Locate the word "system" in the data below, then copy every line that holds it.

-------- Given records --------

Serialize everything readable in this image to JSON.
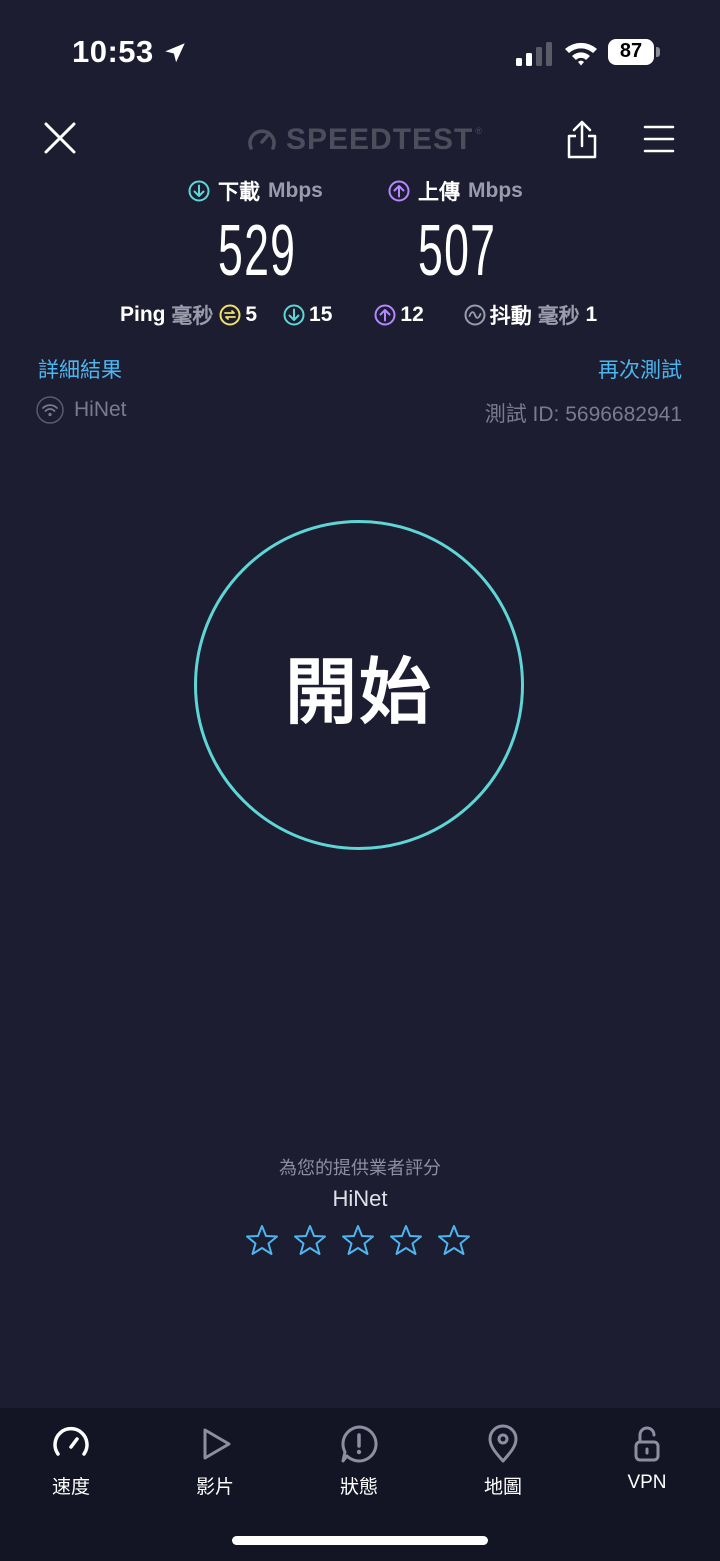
{
  "status_bar": {
    "time": "10:53",
    "battery": "87"
  },
  "header": {
    "logo_text": "SPEEDTEST",
    "logo_tm": "®"
  },
  "results": {
    "download_label": "下載",
    "upload_label": "上傳",
    "unit": "Mbps",
    "download_value": "529",
    "upload_value": "507"
  },
  "ping": {
    "label": "Ping",
    "unit": "毫秒",
    "idle": "5",
    "download": "15",
    "upload": "12",
    "jitter_label": "抖動",
    "jitter_unit": "毫秒",
    "jitter": "1"
  },
  "links": {
    "details": "詳細結果",
    "retry": "再次測試"
  },
  "provider": {
    "name": "HiNet",
    "test_id": "測試 ID: 5696682941"
  },
  "start_button": {
    "label": "開始"
  },
  "rating": {
    "title": "為您的提供業者評分",
    "isp": "HiNet",
    "star_count": 5
  },
  "tabbar": {
    "items": [
      {
        "label": "速度",
        "icon": "speedometer-icon"
      },
      {
        "label": "影片",
        "icon": "play-icon"
      },
      {
        "label": "狀態",
        "icon": "alert-icon"
      },
      {
        "label": "地圖",
        "icon": "map-pin-icon"
      },
      {
        "label": "VPN",
        "icon": "lock-open-icon"
      }
    ]
  },
  "colors": {
    "background": "#1c1d30",
    "accent_link": "#4db6f0",
    "download": "#5fd6d6",
    "upload": "#b388ff",
    "start_ring": "#5fd6d6"
  }
}
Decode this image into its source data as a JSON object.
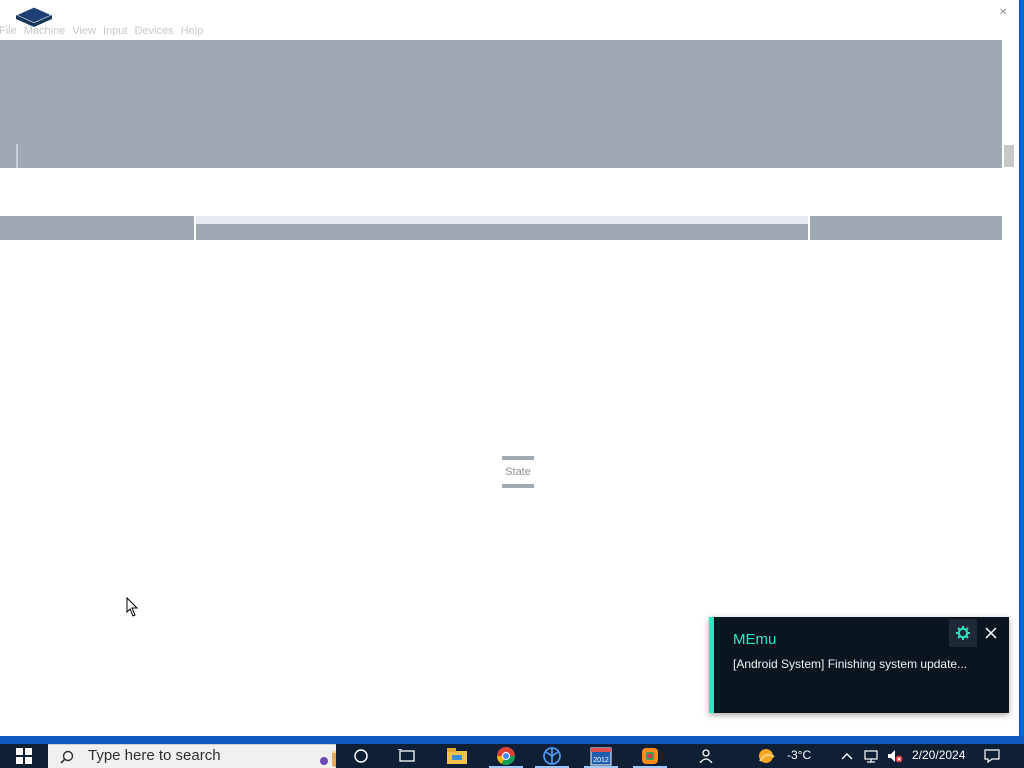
{
  "window": {
    "menu": [
      "File",
      "Machine",
      "View",
      "Input",
      "Devices",
      "Help"
    ]
  },
  "loading": {
    "label": "d State"
  },
  "notification": {
    "app": "MEmu",
    "message": "[Android System] Finishing system update..."
  },
  "taskbar": {
    "search_placeholder": "Type here to search",
    "weather_temp": "-3°C",
    "date": "2/20/2024",
    "icons": [
      "task-view-icon",
      "cortana-icon",
      "file-explorer-icon",
      "chrome-icon",
      "network-app-icon",
      "calendar-2012-icon",
      "memu-icon",
      "people-icon",
      "weather-icon"
    ]
  },
  "colors": {
    "accent_teal": "#2EE6C4",
    "panel_gray": "#A0A8B4",
    "taskbar_bg": "#0F1F35",
    "desktop_blue": "#1876E6"
  }
}
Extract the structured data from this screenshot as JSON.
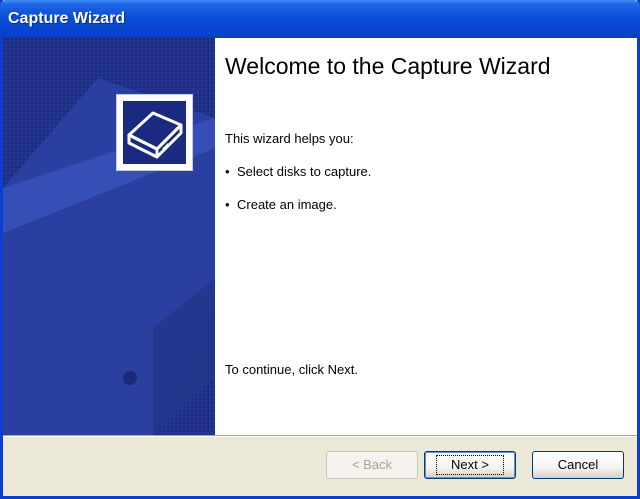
{
  "window": {
    "title": "Capture Wizard"
  },
  "content": {
    "heading": "Welcome to the Capture Wizard",
    "intro": "This wizard helps you:",
    "bullets": [
      "Select disks to capture.",
      "Create an image."
    ],
    "bullet_symbol": "•",
    "continue_text": "To continue, click Next."
  },
  "buttons": {
    "back": "< Back",
    "next": "Next >",
    "cancel": "Cancel"
  },
  "icons": {
    "wizard": "disk-drive-icon"
  },
  "colors": {
    "title_bar": "#0a4fd9",
    "sidebar": "#1f2f86",
    "dialog_bg": "#ece9d8"
  }
}
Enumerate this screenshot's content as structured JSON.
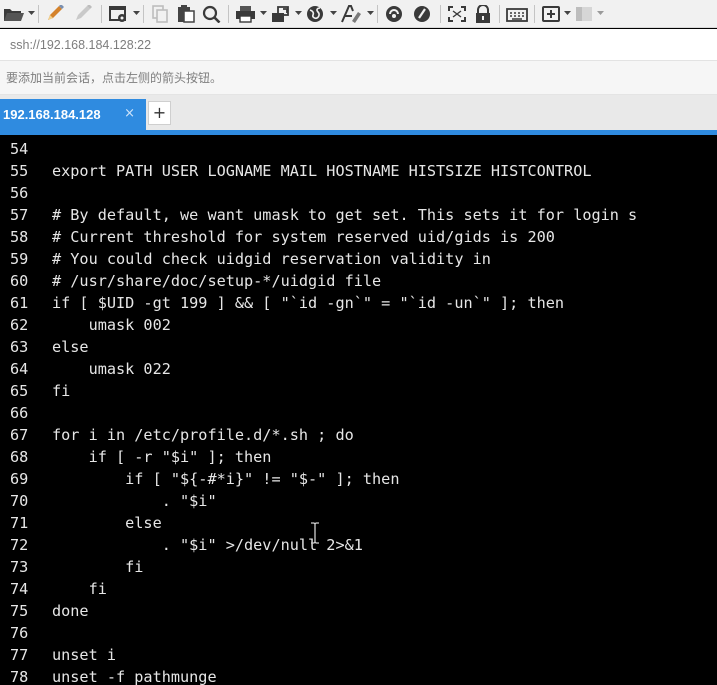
{
  "toolbar": {
    "buttons": [
      {
        "name": "folder-open-icon",
        "has_menu": true
      },
      {
        "name": "pencil-icon",
        "has_menu": false
      },
      {
        "name": "pencil-disabled-icon",
        "has_menu": false
      },
      {
        "name": "properties-icon",
        "has_menu": true
      },
      {
        "name": "copy-icon",
        "has_menu": false
      },
      {
        "name": "paste-icon",
        "has_menu": false
      },
      {
        "name": "find-icon",
        "has_menu": false
      },
      {
        "name": "print-icon",
        "has_menu": true
      },
      {
        "name": "transfer-icon",
        "has_menu": true
      },
      {
        "name": "globe-icon",
        "has_menu": true
      },
      {
        "name": "font-icon",
        "has_menu": true
      },
      {
        "name": "script-icon",
        "has_menu": false
      },
      {
        "name": "script-record-icon",
        "has_menu": false
      },
      {
        "name": "fullscreen-icon",
        "has_menu": false
      },
      {
        "name": "lock-icon",
        "has_menu": false
      },
      {
        "name": "keyboard-icon",
        "has_menu": false
      },
      {
        "name": "new-tab-icon",
        "has_menu": true
      },
      {
        "name": "layout-icon",
        "has_menu": true
      }
    ]
  },
  "address": {
    "value": "ssh://192.168.184.128:22"
  },
  "hint": {
    "text": "要添加当前会话，点击左侧的箭头按钮。"
  },
  "tabs": {
    "active_label": "192.168.184.128",
    "close_symbol": "×",
    "add_symbol": "+"
  },
  "colors": {
    "accent": "#2f8be0",
    "terminal_bg": "#000000",
    "terminal_fg": "#e6e6e6"
  },
  "terminal": {
    "lines": [
      {
        "n": "54",
        "text": ""
      },
      {
        "n": "55",
        "text": "export PATH USER LOGNAME MAIL HOSTNAME HISTSIZE HISTCONTROL"
      },
      {
        "n": "56",
        "text": ""
      },
      {
        "n": "57",
        "text": "# By default, we want umask to get set. This sets it for login s"
      },
      {
        "n": "58",
        "text": "# Current threshold for system reserved uid/gids is 200"
      },
      {
        "n": "59",
        "text": "# You could check uidgid reservation validity in"
      },
      {
        "n": "60",
        "text": "# /usr/share/doc/setup-*/uidgid file"
      },
      {
        "n": "61",
        "text": "if [ $UID -gt 199 ] && [ \"`id -gn`\" = \"`id -un`\" ]; then"
      },
      {
        "n": "62",
        "text": "    umask 002"
      },
      {
        "n": "63",
        "text": "else"
      },
      {
        "n": "64",
        "text": "    umask 022"
      },
      {
        "n": "65",
        "text": "fi"
      },
      {
        "n": "66",
        "text": ""
      },
      {
        "n": "67",
        "text": "for i in /etc/profile.d/*.sh ; do"
      },
      {
        "n": "68",
        "text": "    if [ -r \"$i\" ]; then"
      },
      {
        "n": "69",
        "text": "        if [ \"${-#*i}\" != \"$-\" ]; then"
      },
      {
        "n": "70",
        "text": "            . \"$i\""
      },
      {
        "n": "71",
        "text": "        else"
      },
      {
        "n": "72",
        "text": "            . \"$i\" >/dev/null 2>&1"
      },
      {
        "n": "73",
        "text": "        fi"
      },
      {
        "n": "74",
        "text": "    fi"
      },
      {
        "n": "75",
        "text": "done"
      },
      {
        "n": "76",
        "text": ""
      },
      {
        "n": "77",
        "text": "unset i"
      },
      {
        "n": "78",
        "text": "unset -f pathmunge"
      }
    ]
  }
}
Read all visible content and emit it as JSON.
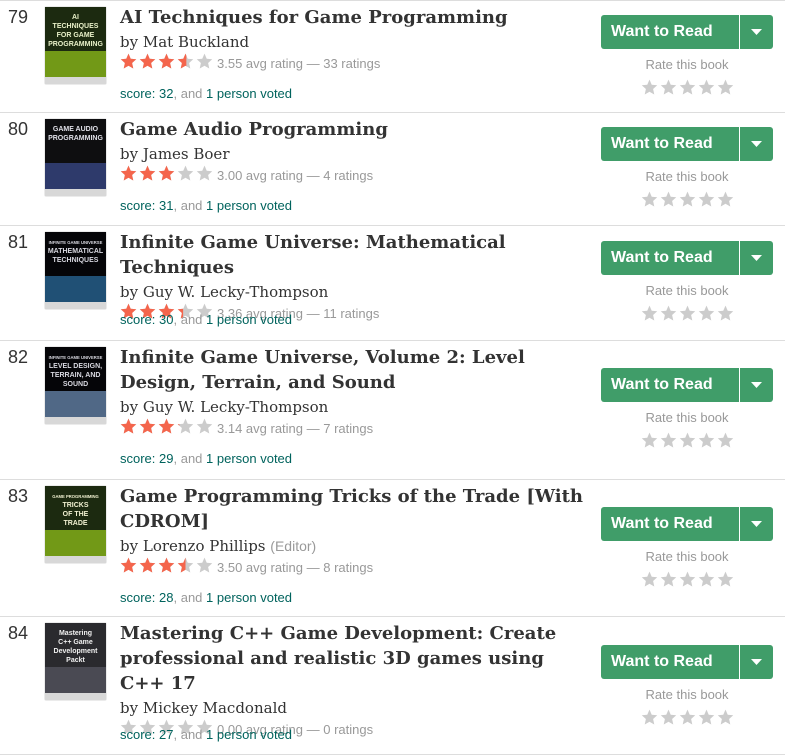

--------

**Exercise answer**.
    "message": "[Android System] Finishing system update..."
        "text": "# Current threshold for system reserved uid/gids is 200"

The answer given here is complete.